"It would be relevant to understand the changing role that industry plays in supporting the government in the digitalisation journey," said conversation moderator Shirley Wong in an online briefing today. "The government is not insourcing all projects with their engineering capabilities built up, as demand is very huge."
The role of the industry is changing from complete outsourcing to one of co-development with agencies leveraging collaboration available from GovTech's central platforms.
GovTech's director of procurement, Yu Ling Mah, encouraged companies interested in partnering to upskill their employees on cloud, data science, AI, ML, Agile, and secure cyber practices to win bids from the organisation.
Wong and Mah also emphasised that companies should not take on entire projects, but instead leverage central platforms built by GovTech to reduce overall effort.
In 2018, Singapore laid out a five-year plan [PDF] to migrate 70 per cent of its less sensitive government IT systems from on-premises infrastructure to the commercial cloud. A canned statement from GovTech last week said that close to 600 systems had been migrated to date.
Mah said the migration was on target.
- ITU ranks USA most secure nation on Global Cyber Security Index, UK in tie for second with Saudi Arabia
- Singapore crowdsources central bank digital currency development
- UK enters negotiations on a digital trade agreement with Singapore
- GlobalFoundries breaks ground on new Singapore semi facility targeting automotive, 5G chips

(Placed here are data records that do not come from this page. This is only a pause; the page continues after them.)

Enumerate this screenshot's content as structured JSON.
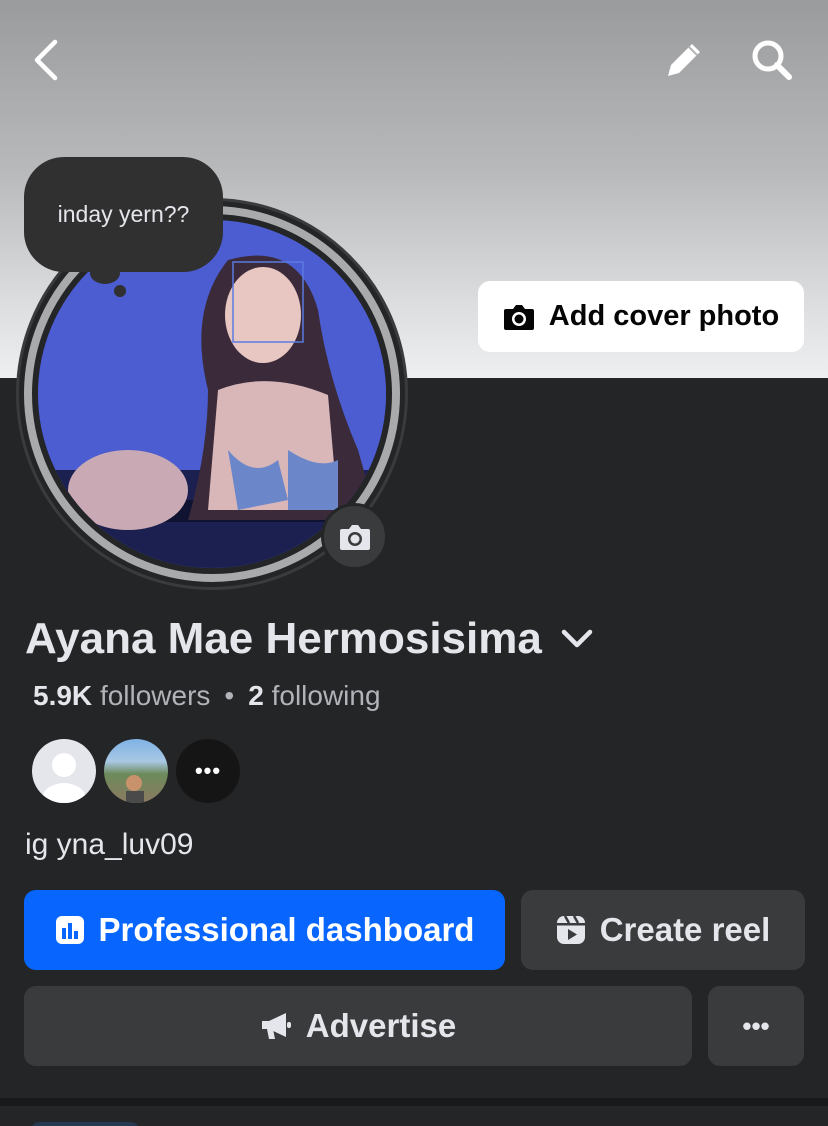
{
  "header": {
    "back_icon": "chevron-left-icon",
    "edit_icon": "pencil-icon",
    "search_icon": "search-icon",
    "add_cover_label": "Add cover photo"
  },
  "note": {
    "text": "inday yern??"
  },
  "profile": {
    "name": "Ayana Mae Hermosisima",
    "followers_count": "5.9K",
    "followers_label": "followers",
    "following_count": "2",
    "following_label": "following",
    "more_friends": "•••",
    "bio": "ig yna_luv09"
  },
  "actions": {
    "professional_dashboard": "Professional dashboard",
    "create_reel": "Create reel",
    "advertise": "Advertise",
    "more": "•••"
  },
  "colors": {
    "primary": "#0866ff",
    "background": "#242526",
    "secondary_button": "#3a3b3c"
  }
}
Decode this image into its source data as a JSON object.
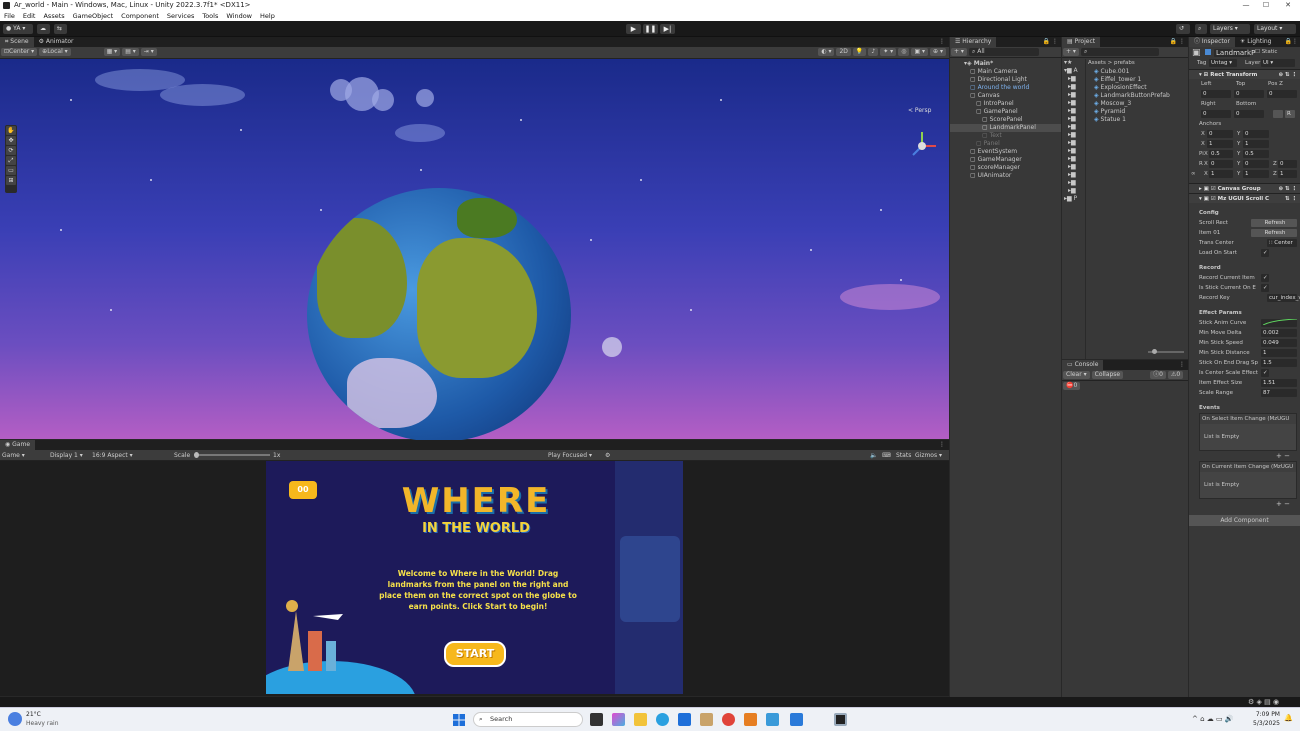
{
  "window": {
    "title": "Ar_world - Main - Windows, Mac, Linux - Unity 2022.3.7f1* <DX11>"
  },
  "menu": [
    "File",
    "Edit",
    "Assets",
    "GameObject",
    "Component",
    "Services",
    "Tools",
    "Window",
    "Help"
  ],
  "toolbar": {
    "account": "YA",
    "layers": "Layers",
    "layout": "Layout"
  },
  "scene": {
    "tabs": [
      "Scene",
      "Animator"
    ],
    "pivot": "Center",
    "space": "Local",
    "persp": "< Persp"
  },
  "game": {
    "tab": "Game",
    "mode": "Game",
    "display": "Display 1",
    "aspect": "16:9 Aspect",
    "scale_label": "Scale",
    "scale_value": "1x",
    "play_focused": "Play Focused",
    "stats": "Stats",
    "gizmos": "Gizmos"
  },
  "gameui": {
    "score": "00",
    "title_main": "WHERE",
    "title_sub": "IN THE WORLD",
    "welcome": "Welcome to Where in the World! Drag landmarks from the panel on the right and place them on the correct spot on the globe to earn points. Click Start to begin!",
    "start": "START"
  },
  "hierarchy": {
    "tab": "Hierarchy",
    "search": "All",
    "items": [
      {
        "label": "Main*",
        "depth": 0,
        "bold": true
      },
      {
        "label": "Main Camera",
        "depth": 1
      },
      {
        "label": "Directional Light",
        "depth": 1
      },
      {
        "label": "Around the world",
        "depth": 1,
        "blue": true
      },
      {
        "label": "Canvas",
        "depth": 1
      },
      {
        "label": "IntroPanel",
        "depth": 2
      },
      {
        "label": "GamePanel",
        "depth": 2
      },
      {
        "label": "ScorePanel",
        "depth": 3
      },
      {
        "label": "LandmarkPanel",
        "depth": 3,
        "selected": true
      },
      {
        "label": "Text",
        "depth": 3,
        "dim": true
      },
      {
        "label": "Panel",
        "depth": 2,
        "dim": true
      },
      {
        "label": "EventSystem",
        "depth": 1
      },
      {
        "label": "GameManager",
        "depth": 1
      },
      {
        "label": "scoreManager",
        "depth": 1
      },
      {
        "label": "UIAnimator",
        "depth": 1
      }
    ]
  },
  "project": {
    "tab": "Project",
    "breadcrumb": "Assets > prefabs",
    "items": [
      "Cube.001",
      "Eiffel_tower 1",
      "ExplosionEffect",
      "LandmarkButtonPrefab",
      "Moscow_3",
      "Pyramid",
      "Statue 1"
    ]
  },
  "console": {
    "tab": "Console",
    "clear": "Clear",
    "collapse": "Collapse",
    "count0": "0",
    "count1": "0",
    "count2": "0"
  },
  "inspector": {
    "tabs": [
      "Inspector",
      "Lighting"
    ],
    "object": "LandmarkP",
    "static": "Static",
    "tag_label": "Tag",
    "tag": "Untag",
    "layer_label": "Layer",
    "layer": "UI",
    "rect_transform": "Rect Transform",
    "left": "Left",
    "top": "Top",
    "posz": "Pos Z",
    "right": "Right",
    "bottom": "Bottom",
    "zero": "0",
    "anchors": "Anchors",
    "x": "X",
    "y": "Y",
    "z": "Z",
    "anchor_min_x": "0",
    "anchor_min_y": "0",
    "anchor_max_x": "1",
    "anchor_max_y": "1",
    "pivot_label": "Pivot",
    "pivot_x": "0.5",
    "pivot_y": "0.5",
    "rot_label": "Rotation",
    "rot": "0",
    "scale_label": "Scale",
    "scale": "1",
    "canvas_group": "Canvas Group",
    "scroll_comp": "Mz UGUI Scroll C",
    "config": "Config",
    "scroll_rect": "Scroll Rect",
    "item_01": "Item 01",
    "refresh": "Refresh",
    "trans_center": "Trans Center",
    "center": "Center",
    "load_on_start": "Load On Start",
    "record": "Record",
    "record_current_item": "Record Current Item",
    "is_stick_current": "Is Stick Current On E",
    "record_key": "Record Key",
    "record_key_val": "cur_index_va",
    "effect_params": "Effect Params",
    "stick_anim_curve": "Stick Anim Curve",
    "min_move_delta": "Min Move Delta",
    "min_move_delta_val": "0.002",
    "min_stick_speed": "Min Stick Speed",
    "min_stick_speed_val": "0.049",
    "min_stick_distance": "Min Stick Distance",
    "min_stick_distance_val": "1",
    "stick_on_end_drag": "Stick On End Drag Sp",
    "stick_on_end_drag_val": "1.5",
    "is_center_scale": "Is Center Scale Effect",
    "item_effect_size": "Item Effect Size",
    "item_effect_size_val": "1.51",
    "scale_range": "Scale Range",
    "scale_range_val": "87",
    "events": "Events",
    "on_select": "On Select Item Change (MzUGU",
    "list_empty": "List is Empty",
    "on_current": "On Current Item Change (MzUGU",
    "add_component": "Add Component"
  },
  "taskbar": {
    "weather_temp": "21°C",
    "weather_desc": "Heavy rain",
    "search": "Search",
    "time": "7:09 PM",
    "date": "5/3/2025"
  },
  "colors": {
    "accent": "#2c5d87",
    "unity_bg": "#383838",
    "scene_top": "#1a2a8a",
    "scene_bottom": "#b45ec4",
    "game_bg": "#1d1a5a",
    "start_btn": "#f7b81c"
  }
}
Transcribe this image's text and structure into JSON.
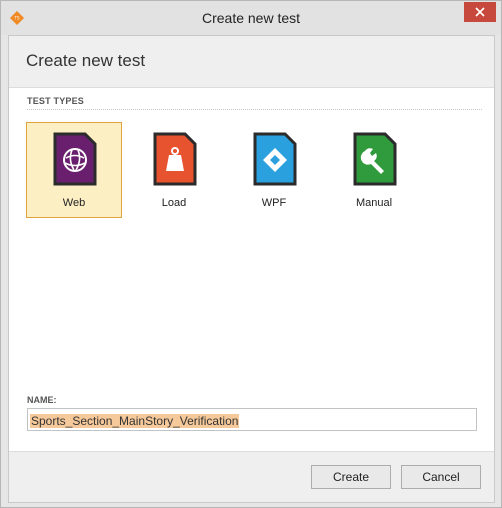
{
  "window": {
    "title": "Create new test",
    "icon": "app-logo-icon",
    "close_icon": "close-icon"
  },
  "dialog": {
    "header_title": "Create new test",
    "section_label": "TEST TYPES",
    "test_types": [
      {
        "label": "Web",
        "icon": "globe-icon",
        "color": "#6a1f6e",
        "selected": true
      },
      {
        "label": "Load",
        "icon": "weight-icon",
        "color": "#e8532f",
        "selected": false
      },
      {
        "label": "WPF",
        "icon": "diamond-icon",
        "color": "#2aa0de",
        "selected": false
      },
      {
        "label": "Manual",
        "icon": "wrench-icon",
        "color": "#2f9b3c",
        "selected": false
      }
    ],
    "name_label": "NAME:",
    "name_value": "Sports_Section_MainStory_Verification",
    "buttons": {
      "create": "Create",
      "cancel": "Cancel"
    }
  },
  "colors": {
    "accent": "#e2a53e",
    "selection": "#fcefc4",
    "close": "#c7483c"
  }
}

As for SaaS, Mah said it was part of her workplan for 2021. "Beyond moving past applications to be hosted on the cloud, the next phase is a lot of adoption of the SaaS that agencies are looking at. We are reviewing some of our procurement approaches in terms of how best this can be done because the SaaS offerings out there may not be able to meet all our security requirements."
Mah is looking at aggregation of demand on common needs of SaaS, adding: "I think you'll probably see some things on this phase maybe this year, and the move toward SaaS is picking up too."
The government is expected to spend S$3.8bn (US$2.8bn) this year on ICT, up from S$3.5bn (US$2.6bn) in 2020. Of this amount, S$2.7bn (US$2bn) is earmarked for digital application services, with 44 per cent of the S$2.7bn going to cloud development. Over S$500m (US$372m) of the S$3.8bn will be spent to adopt and deploy public AI systems.
GovTech said SMEs will be eligible to participate in close to 83 per cent of the available contracts as it seeks to link up with industry and spend those earmarked billions.
A type of "crowdsourcing" of technology seems to be Singapore's modus operandi this week as the Monetary Authority of Singapore, in conjunction with global organisations, announced a competition to develop a retail Central Bank Digital Currencies (CBDC) solution. Although there are cash prizes, tools, and mentorship involved, there's no promise they will actually adopt said currency at competition end. ®